→ **Problem details**
Make an exact copy of all the entries, with the pictures left out.

Stored items from a collection
_ _ _

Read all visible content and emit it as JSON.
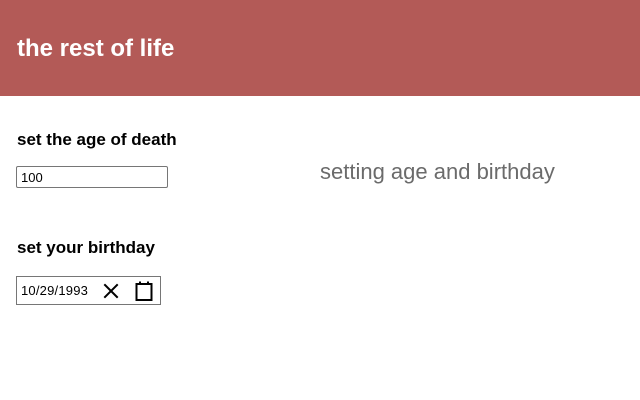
{
  "header": {
    "title": "the rest of life",
    "background_color": "#b35a57",
    "text_color": "#ffffff"
  },
  "age_section": {
    "label": "set the age of death",
    "input_value": "100"
  },
  "birthday_section": {
    "label": "set your birthday",
    "date_value": "10/29/1993",
    "clear_icon": "close-icon",
    "calendar_icon": "calendar-icon"
  },
  "side_note": {
    "text": "setting age and birthday",
    "color": "#6b6b6b"
  }
}
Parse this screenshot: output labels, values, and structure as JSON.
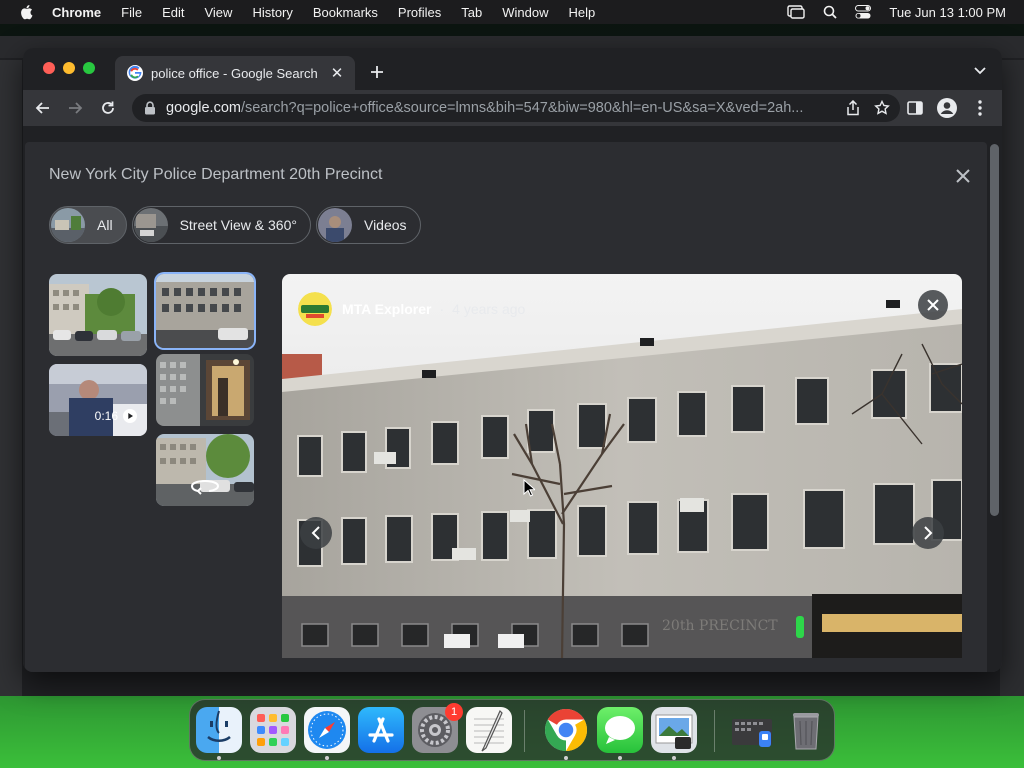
{
  "menubar": {
    "app_name": "Chrome",
    "menus": [
      "File",
      "Edit",
      "View",
      "History",
      "Bookmarks",
      "Profiles",
      "Tab",
      "Window",
      "Help"
    ],
    "datetime": "Tue Jun 13  1:00 PM"
  },
  "browser": {
    "tab_title": "police office - Google Search",
    "url_host": "google.com",
    "url_path": "/search?q=police+office&source=lmns&bih=547&biw=980&hl=en-US&sa=X&ved=2ah..."
  },
  "overlay": {
    "title": "New York City Police Department 20th Precinct",
    "chips": [
      {
        "label": "All",
        "active": true
      },
      {
        "label": "Street View & 360°",
        "active": false
      },
      {
        "label": "Videos",
        "active": false
      }
    ],
    "video_duration": "0:16"
  },
  "viewer": {
    "author": "MTA Explorer",
    "separator": "·",
    "time_ago": "4 years ago",
    "sign_text": "20th PRECINCT"
  },
  "dock": {
    "apps": [
      "Finder",
      "Launchpad",
      "Safari",
      "App Store",
      "System Settings",
      "TextEdit",
      "Google Chrome",
      "Messages",
      "Preview",
      "Screenshot",
      "Trash"
    ],
    "settings_badge": "1"
  },
  "colors": {
    "accent_blue": "#8ab4f8",
    "page_bg": "#202124",
    "overlay_bg": "#2c2d31"
  }
}
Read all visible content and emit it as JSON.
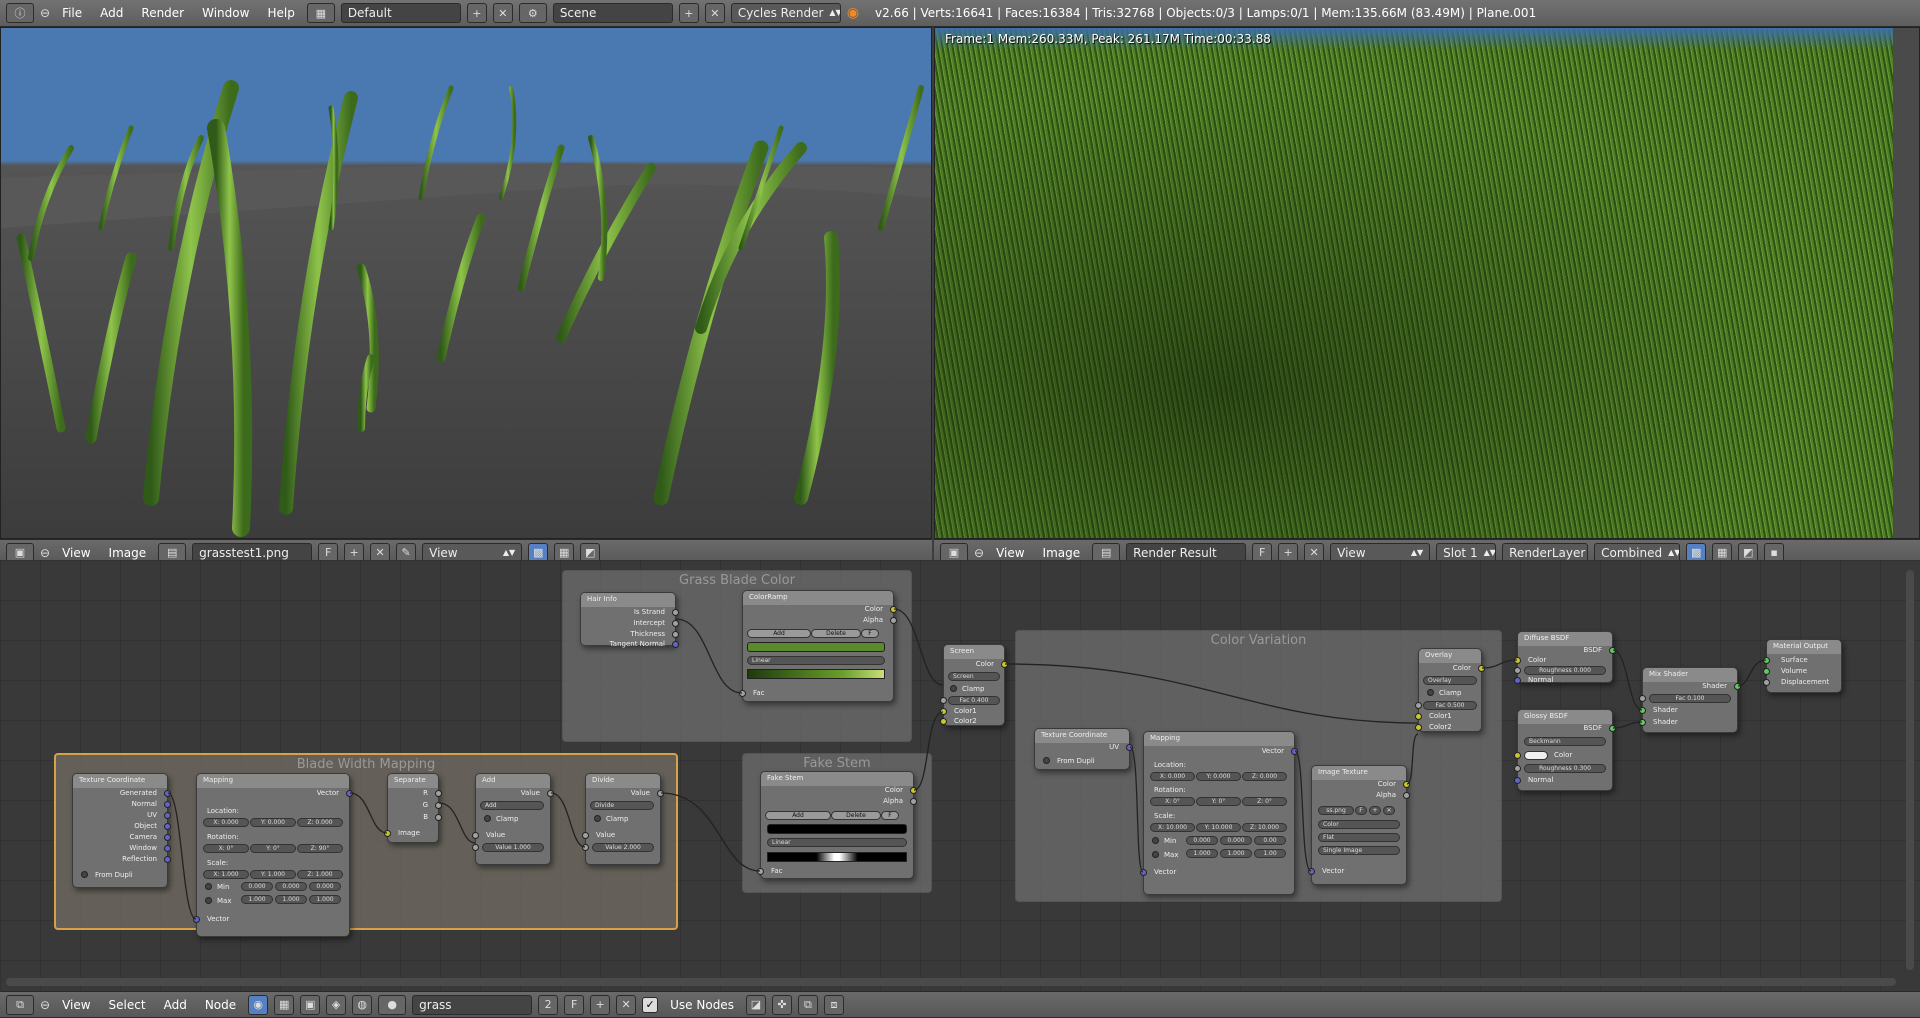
{
  "top_bar": {
    "info_icon": "info-icon",
    "menus": [
      "File",
      "Add",
      "Render",
      "Window",
      "Help"
    ],
    "layout": "Default",
    "scene": "Scene",
    "engine": "Cycles Render",
    "stats": "v2.66 | Verts:16641 | Faces:16384 | Tris:32768 | Objects:0/3 | Lamps:0/1 | Mem:135.66M (83.49M) | Plane.001"
  },
  "left_viewer": {
    "menus": [
      "View",
      "Image"
    ],
    "image_name": "grasstest1.png",
    "fake_user": "F",
    "display": "View"
  },
  "right_viewer": {
    "render_info": "Frame:1 Mem:260.33M, Peak: 261.17M Time:00:33.88",
    "menus": [
      "View",
      "Image"
    ],
    "image_name": "Render Result",
    "fake_user": "F",
    "display": "View",
    "slot": "Slot 1",
    "layer": "RenderLayer",
    "pass": "Combined"
  },
  "node_editor": {
    "frames": {
      "grass_blade_color": "Grass Blade Color",
      "blade_width_mapping": "Blade Width Mapping",
      "fake_stem": "Fake Stem",
      "color_variation": "Color Variation"
    },
    "hair_info": {
      "title": "Hair Info",
      "outputs": [
        "Is Strand",
        "Intercept",
        "Thickness",
        "Tangent Normal"
      ]
    },
    "colorramp1": {
      "title": "ColorRamp",
      "outputs": [
        "Color",
        "Alpha"
      ],
      "add": "Add",
      "delete": "Delete",
      "f": "F",
      "interp": "Linear",
      "input": "Fac"
    },
    "screen_node": {
      "title": "Screen",
      "output": "Color",
      "mode": "Screen",
      "clamp": "Clamp",
      "fac": "Fac 0.400",
      "inputs": [
        "Color1",
        "Color2"
      ]
    },
    "tex_coord1": {
      "title": "Texture Coordinate",
      "outputs": [
        "Generated",
        "Normal",
        "UV",
        "Object",
        "Camera",
        "Window",
        "Reflection"
      ],
      "from_dupli": "From Dupli"
    },
    "mapping1": {
      "title": "Mapping",
      "output": "Vector",
      "location": "Location:",
      "loc": [
        "X: 0.000",
        "Y: 0.000",
        "Z: 0.000"
      ],
      "rotation": "Rotation:",
      "rot": [
        "X: 0°",
        "Y: 0°",
        "Z: 90°"
      ],
      "scale": "Scale:",
      "scl": [
        "X: 1.000",
        "Y: 1.000",
        "Z: 1.000"
      ],
      "min": "Min",
      "max": "Max",
      "minv": [
        "0.000",
        "0.000",
        "0.000"
      ],
      "maxv": [
        "1.000",
        "1.000",
        "1.000"
      ],
      "input": "Vector"
    },
    "separate": {
      "title": "Separate",
      "outputs": [
        "R",
        "G",
        "B"
      ],
      "input": "Image"
    },
    "add_node": {
      "title": "Add",
      "output": "Value",
      "mode": "Add",
      "clamp": "Clamp",
      "input": "Value",
      "value": "Value 1.000"
    },
    "divide_node": {
      "title": "Divide",
      "output": "Value",
      "mode": "Divide",
      "clamp": "Clamp",
      "input": "Value",
      "value": "Value 2.000"
    },
    "colorramp2": {
      "title": "Fake Stem",
      "outputs": [
        "Color",
        "Alpha"
      ],
      "add": "Add",
      "delete": "Delete",
      "f": "F",
      "interp": "Linear",
      "input": "Fac"
    },
    "tex_coord2": {
      "title": "Texture Coordinate",
      "output": "UV",
      "from_dupli": "From Dupli"
    },
    "mapping2": {
      "title": "Mapping",
      "output": "Vector",
      "location": "Location:",
      "loc": [
        "X: 0.000",
        "Y: 0.000",
        "Z: 0.000"
      ],
      "rotation": "Rotation:",
      "rot": [
        "X: 0°",
        "Y: 0°",
        "Z: 0°"
      ],
      "scale": "Scale:",
      "scl": [
        "X: 10.000",
        "Y: 10.000",
        "Z: 10.000"
      ],
      "min": "Min",
      "max": "Max",
      "minv": [
        "0.000",
        "0.000",
        "0.00"
      ],
      "maxv": [
        "1.000",
        "1.000",
        "1.00"
      ],
      "input": "Vector"
    },
    "image_tex": {
      "title": "Image Texture",
      "outputs": [
        "Color",
        "Alpha"
      ],
      "file": "ss.png",
      "f": "F",
      "color": "Color",
      "proj": "Flat",
      "source": "Single Image",
      "input": "Vector"
    },
    "overlay": {
      "title": "Overlay",
      "output": "Color",
      "mode": "Overlay",
      "clamp": "Clamp",
      "fac": "Fac 0.500",
      "inputs": [
        "Color1",
        "Color2"
      ]
    },
    "diffuse": {
      "title": "Diffuse BSDF",
      "output": "BSDF",
      "color": "Color",
      "roughness": "Roughness 0.000",
      "normal": "Normal"
    },
    "glossy": {
      "title": "Glossy BSDF",
      "output": "BSDF",
      "dist": "Beckmann",
      "color": "Color",
      "roughness": "Roughness 0.300",
      "normal": "Normal"
    },
    "mix": {
      "title": "Mix Shader",
      "output": "Shader",
      "fac": "Fac 0.100",
      "inputs": [
        "Shader",
        "Shader"
      ]
    },
    "output": {
      "title": "Material Output",
      "inputs": [
        "Surface",
        "Volume",
        "Displacement"
      ]
    }
  },
  "bottom_bar": {
    "menus": [
      "View",
      "Select",
      "Add",
      "Node"
    ],
    "material": "grass",
    "users": "2",
    "fake_user": "F",
    "use_nodes": "Use Nodes"
  },
  "colors": {
    "accent": "#5680c2",
    "frame_selected": "#d6a14b",
    "sky": "#4a78b0",
    "grass": "#3f6b20"
  }
}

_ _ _

→ **Solution for this exercise**
Read all visible content and emit it as JSON.
{
  "header": {
    "title": "the rest of life",
    "background_color": "#b35a57",
    "text_color": "#ffffff"
  },
  "age_section": {
    "label": "set the age of death",
    "input_value": "100"
  },
  "birthday_section": {
    "label": "set your birthday",
    "date_value": "10/29/1993",
    "clear_icon": "close-icon",
    "calendar_icon": "calendar-icon"
  },
  "side_note": {
    "text": "setting age and birthday",
    "color": "#6b6b6b"
  }
}
Parse this screenshot: output labels, values, and structure as JSON.
{
  "menubar": {
    "app_name": "Chrome",
    "menus": [
      "File",
      "Edit",
      "View",
      "History",
      "Bookmarks",
      "Profiles",
      "Tab",
      "Window",
      "Help"
    ],
    "datetime": "Tue Jun 13  1:00 PM"
  },
  "browser": {
    "tab_title": "police office - Google Search",
    "url_host": "google.com",
    "url_path": "/search?q=police+office&source=lmns&bih=547&biw=980&hl=en-US&sa=X&ved=2ah..."
  },
  "overlay": {
    "title": "New York City Police Department 20th Precinct",
    "chips": [
      {
        "label": "All",
        "active": true
      },
      {
        "label": "Street View & 360°",
        "active": false
      },
      {
        "label": "Videos",
        "active": false
      }
    ],
    "video_duration": "0:16"
  },
  "viewer": {
    "author": "MTA Explorer",
    "separator": "·",
    "time_ago": "4 years ago",
    "sign_text": "20th PRECINCT"
  },
  "dock": {
    "apps": [
      "Finder",
      "Launchpad",
      "Safari",
      "App Store",
      "System Settings",
      "TextEdit",
      "Google Chrome",
      "Messages",
      "Preview",
      "Screenshot",
      "Trash"
    ],
    "settings_badge": "1"
  },
  "colors": {
    "accent_blue": "#8ab4f8",
    "page_bg": "#202124",
    "overlay_bg": "#2c2d31"
  }
}
Read all visible content and emit it as JSON.
{
  "top_bar": {
    "info_icon": "info-icon",
    "menus": [
      "File",
      "Add",
      "Render",
      "Window",
      "Help"
    ],
    "layout": "Default",
    "scene": "Scene",
    "engine": "Cycles Render",
    "stats": "v2.66 | Verts:16641 | Faces:16384 | Tris:32768 | Objects:0/3 | Lamps:0/1 | Mem:135.66M (83.49M) | Plane.001"
  },
  "left_viewer": {
    "menus": [
      "View",
      "Image"
    ],
    "image_name": "grasstest1.png",
    "fake_user": "F",
    "display": "View"
  },
  "right_viewer": {
    "render_info": "Frame:1 Mem:260.33M, Peak: 261.17M Time:00:33.88",
    "menus": [
      "View",
      "Image"
    ],
    "image_name": "Render Result",
    "fake_user": "F",
    "display": "View",
    "slot": "Slot 1",
    "layer": "RenderLayer",
    "pass": "Combined"
  },
  "node_editor": {
    "frames": {
      "grass_blade_color": "Grass Blade Color",
      "blade_width_mapping": "Blade Width Mapping",
      "fake_stem": "Fake Stem",
      "color_variation": "Color Variation"
    },
    "hair_info": {
      "title": "Hair Info",
      "outputs": [
        "Is Strand",
        "Intercept",
        "Thickness",
        "Tangent Normal"
      ]
    },
    "colorramp1": {
      "title": "ColorRamp",
      "outputs": [
        "Color",
        "Alpha"
      ],
      "add": "Add",
      "delete": "Delete",
      "f": "F",
      "interp": "Linear",
      "input": "Fac"
    },
    "screen_node": {
      "title": "Screen",
      "output": "Color",
      "mode": "Screen",
      "clamp": "Clamp",
      "fac": "Fac 0.400",
      "inputs": [
        "Color1",
        "Color2"
      ]
    },
    "tex_coord1": {
      "title": "Texture Coordinate",
      "outputs": [
        "Generated",
        "Normal",
        "UV",
        "Object",
        "Camera",
        "Window",
        "Reflection"
      ],
      "from_dupli": "From Dupli"
    },
    "mapping1": {
      "title": "Mapping",
      "output": "Vector",
      "location": "Location:",
      "loc": [
        "X: 0.000",
        "Y: 0.000",
        "Z: 0.000"
      ],
      "rotation": "Rotation:",
      "rot": [
        "X: 0°",
        "Y: 0°",
        "Z: 90°"
      ],
      "scale": "Scale:",
      "scl": [
        "X: 1.000",
        "Y: 1.000",
        "Z: 1.000"
      ],
      "min": "Min",
      "max": "Max",
      "minv": [
        "0.000",
        "0.000",
        "0.000"
      ],
      "maxv": [
        "1.000",
        "1.000",
        "1.000"
      ],
      "input": "Vector"
    },
    "separate": {
      "title": "Separate",
      "outputs": [
        "R",
        "G",
        "B"
      ],
      "input": "Image"
    },
    "add_node": {
      "title": "Add",
      "output": "Value",
      "mode": "Add",
      "clamp": "Clamp",
      "input": "Value",
      "value": "Value 1.000"
    },
    "divide_node": {
      "title": "Divide",
      "output": "Value",
      "mode": "Divide",
      "clamp": "Clamp",
      "input": "Value",
      "value": "Value 2.000"
    },
    "colorramp2": {
      "title": "Fake Stem",
      "outputs": [
        "Color",
        "Alpha"
      ],
      "add": "Add",
      "delete": "Delete",
      "f": "F",
      "interp": "Linear",
      "input": "Fac"
    },
    "tex_coord2": {
      "title": "Texture Coordinate",
      "output": "UV",
      "from_dupli": "From Dupli"
    },
    "mapping2": {
      "title": "Mapping",
      "output": "Vector",
      "location": "Location:",
      "loc": [
        "X: 0.000",
        "Y: 0.000",
        "Z: 0.000"
      ],
      "rotation": "Rotation:",
      "rot": [
        "X: 0°",
        "Y: 0°",
        "Z: 0°"
      ],
      "scale": "Scale:",
      "scl": [
        "X: 10.000",
        "Y: 10.000",
        "Z: 10.000"
      ],
      "min": "Min",
      "max": "Max",
      "minv": [
        "0.000",
        "0.000",
        "0.00"
      ],
      "maxv": [
        "1.000",
        "1.000",
        "1.00"
      ],
      "input": "Vector"
    },
    "image_tex": {
      "title": "Image Texture",
      "outputs": [
        "Color",
        "Alpha"
      ],
      "file": "ss.png",
      "f": "F",
      "color": "Color",
      "proj": "Flat",
      "source": "Single Image",
      "input": "Vector"
    },
    "overlay": {
      "title": "Overlay",
      "output": "Color",
      "mode": "Overlay",
      "clamp": "Clamp",
      "fac": "Fac 0.500",
      "inputs": [
        "Color1",
        "Color2"
      ]
    },
    "diffuse": {
      "title": "Diffuse BSDF",
      "output": "BSDF",
      "color": "Color",
      "roughness": "Roughness 0.000",
      "normal": "Normal"
    },
    "glossy": {
      "title": "Glossy BSDF",
      "output": "BSDF",
      "dist": "Beckmann",
      "color": "Color",
      "roughness": "Roughness 0.300",
      "normal": "Normal"
    },
    "mix": {
      "title": "Mix Shader",
      "output": "Shader",
      "fac": "Fac 0.100",
      "inputs": [
        "Shader",
        "Shader"
      ]
    },
    "output": {
      "title": "Material Output",
      "inputs": [
        "Surface",
        "Volume",
        "Displacement"
      ]
    }
  },
  "bottom_bar": {
    "menus": [
      "View",
      "Select",
      "Add",
      "Node"
    ],
    "material": "grass",
    "users": "2",
    "fake_user": "F",
    "use_nodes": "Use Nodes"
  },
  "colors": {
    "accent": "#5680c2",
    "frame_selected": "#d6a14b",
    "sky": "#4a78b0",
    "grass": "#3f6b20"
  }
}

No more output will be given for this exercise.